*WHAT TO DO*:
Whenever a line contains the string "JSON", copy it out of the entries.

(Dataset rows for apps and sites)
********

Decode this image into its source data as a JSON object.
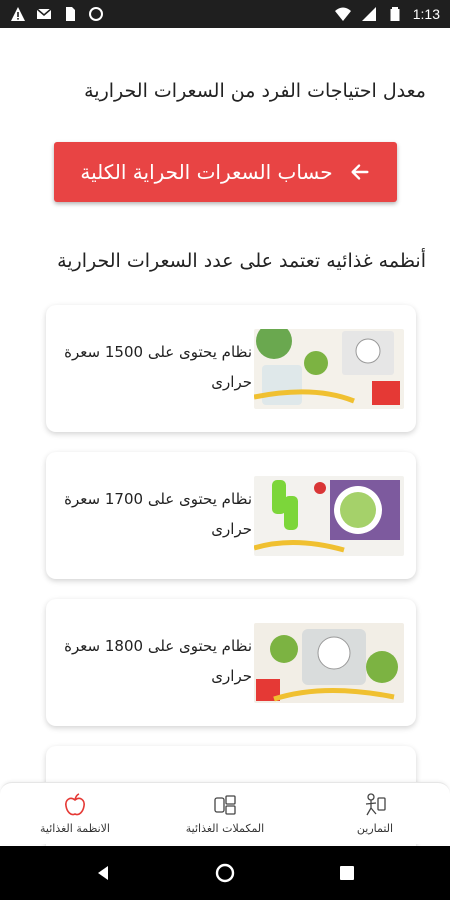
{
  "status_bar": {
    "time": "1:13",
    "icons": [
      "warning-icon",
      "gmail-icon",
      "sim-icon",
      "circle-icon",
      "wifi-icon",
      "signal-icon",
      "battery-icon"
    ]
  },
  "main": {
    "calorie_needs_title": "معدل احتياجات الفرد من السعرات الحرارية",
    "calc_button_label": "حساب السعرات الحراية الكلية",
    "diets_title": "أنظمه غذائيه تعتمد على عدد السعرات الحرارية",
    "diets": [
      {
        "label": "نظام يحتوى على 1500 سعرة حرارى",
        "image": "diet-photo-scale-apple"
      },
      {
        "label": "نظام يحتوى على 1700 سعرة حرارى",
        "image": "diet-photo-dumbbells-salad"
      },
      {
        "label": "نظام يحتوى على 1800 سعرة حرارى",
        "image": "diet-photo-apples-scale"
      }
    ]
  },
  "bottom_nav": {
    "items": [
      {
        "label": "الانظمة الغذائية",
        "icon": "apple-icon"
      },
      {
        "label": "المكملات الغذائية",
        "icon": "supplements-icon"
      },
      {
        "label": "التمارين",
        "icon": "exercise-icon"
      }
    ]
  },
  "colors": {
    "accent": "#e84444",
    "status_bar": "#1f1f1f",
    "system_nav": "#000000"
  }
}
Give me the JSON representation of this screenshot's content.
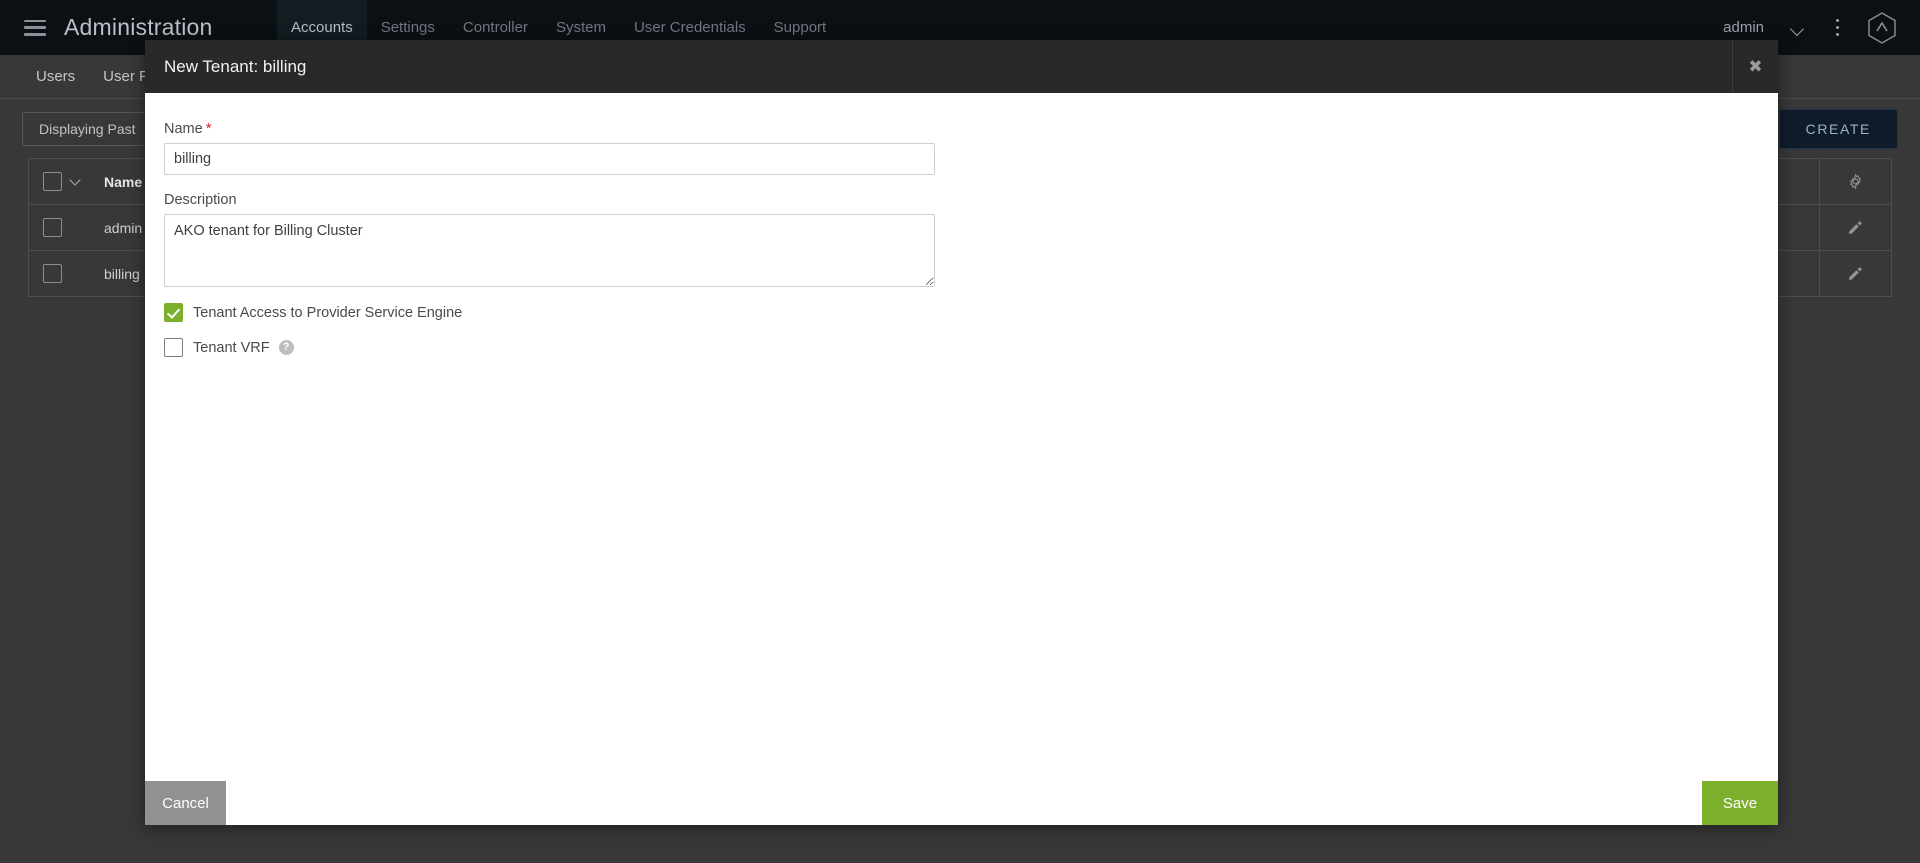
{
  "topnav": {
    "menu_icon": "hamburger-icon",
    "app_title": "Administration",
    "tabs": [
      {
        "label": "Accounts",
        "active": true
      },
      {
        "label": "Settings",
        "active": false
      },
      {
        "label": "Controller",
        "active": false
      },
      {
        "label": "System",
        "active": false
      },
      {
        "label": "User Credentials",
        "active": false
      },
      {
        "label": "Support",
        "active": false
      }
    ],
    "user": "admin",
    "chevron_icon": "chevron-down-icon",
    "overflow_icon": "vertical-dots-icon",
    "logo_icon": "avi-hexagon-logo-icon"
  },
  "subtabs": [
    {
      "label": "Users"
    },
    {
      "label": "User Profiles"
    }
  ],
  "toolbar": {
    "filter_label": "Displaying Past",
    "create_label": "CREATE"
  },
  "table": {
    "columns": [
      "Name"
    ],
    "header_gear_icon": "gear-icon",
    "rows": [
      {
        "name": "admin",
        "action_icon": "pencil-icon"
      },
      {
        "name": "billing",
        "action_icon": "pencil-icon"
      }
    ]
  },
  "modal": {
    "title": "New Tenant: billing",
    "close_icon": "close-icon",
    "name_field": {
      "label": "Name",
      "required_marker": "*",
      "value": "billing",
      "placeholder": ""
    },
    "description_field": {
      "label": "Description",
      "value": "AKO tenant for Billing Cluster",
      "placeholder": ""
    },
    "checkboxes": [
      {
        "label": "Tenant Access to Provider Service Engine",
        "checked": true,
        "help_icon": null
      },
      {
        "label": "Tenant VRF",
        "checked": false,
        "help_icon": "help-circle-icon",
        "help_glyph": "?"
      }
    ],
    "footer": {
      "cancel_label": "Cancel",
      "save_label": "Save"
    }
  },
  "colors": {
    "accent_green": "#7CB02C",
    "nav_dark": "#0a1014",
    "page_bg": "#383838",
    "modal_header": "#292929",
    "required_red": "#d81f2a",
    "cancel_gray": "#919191"
  }
}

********

*RESPONSE TO THE TASK*:
Decode this image into its source data as a JSON object.
Give me the JSON representation of this screenshot's content.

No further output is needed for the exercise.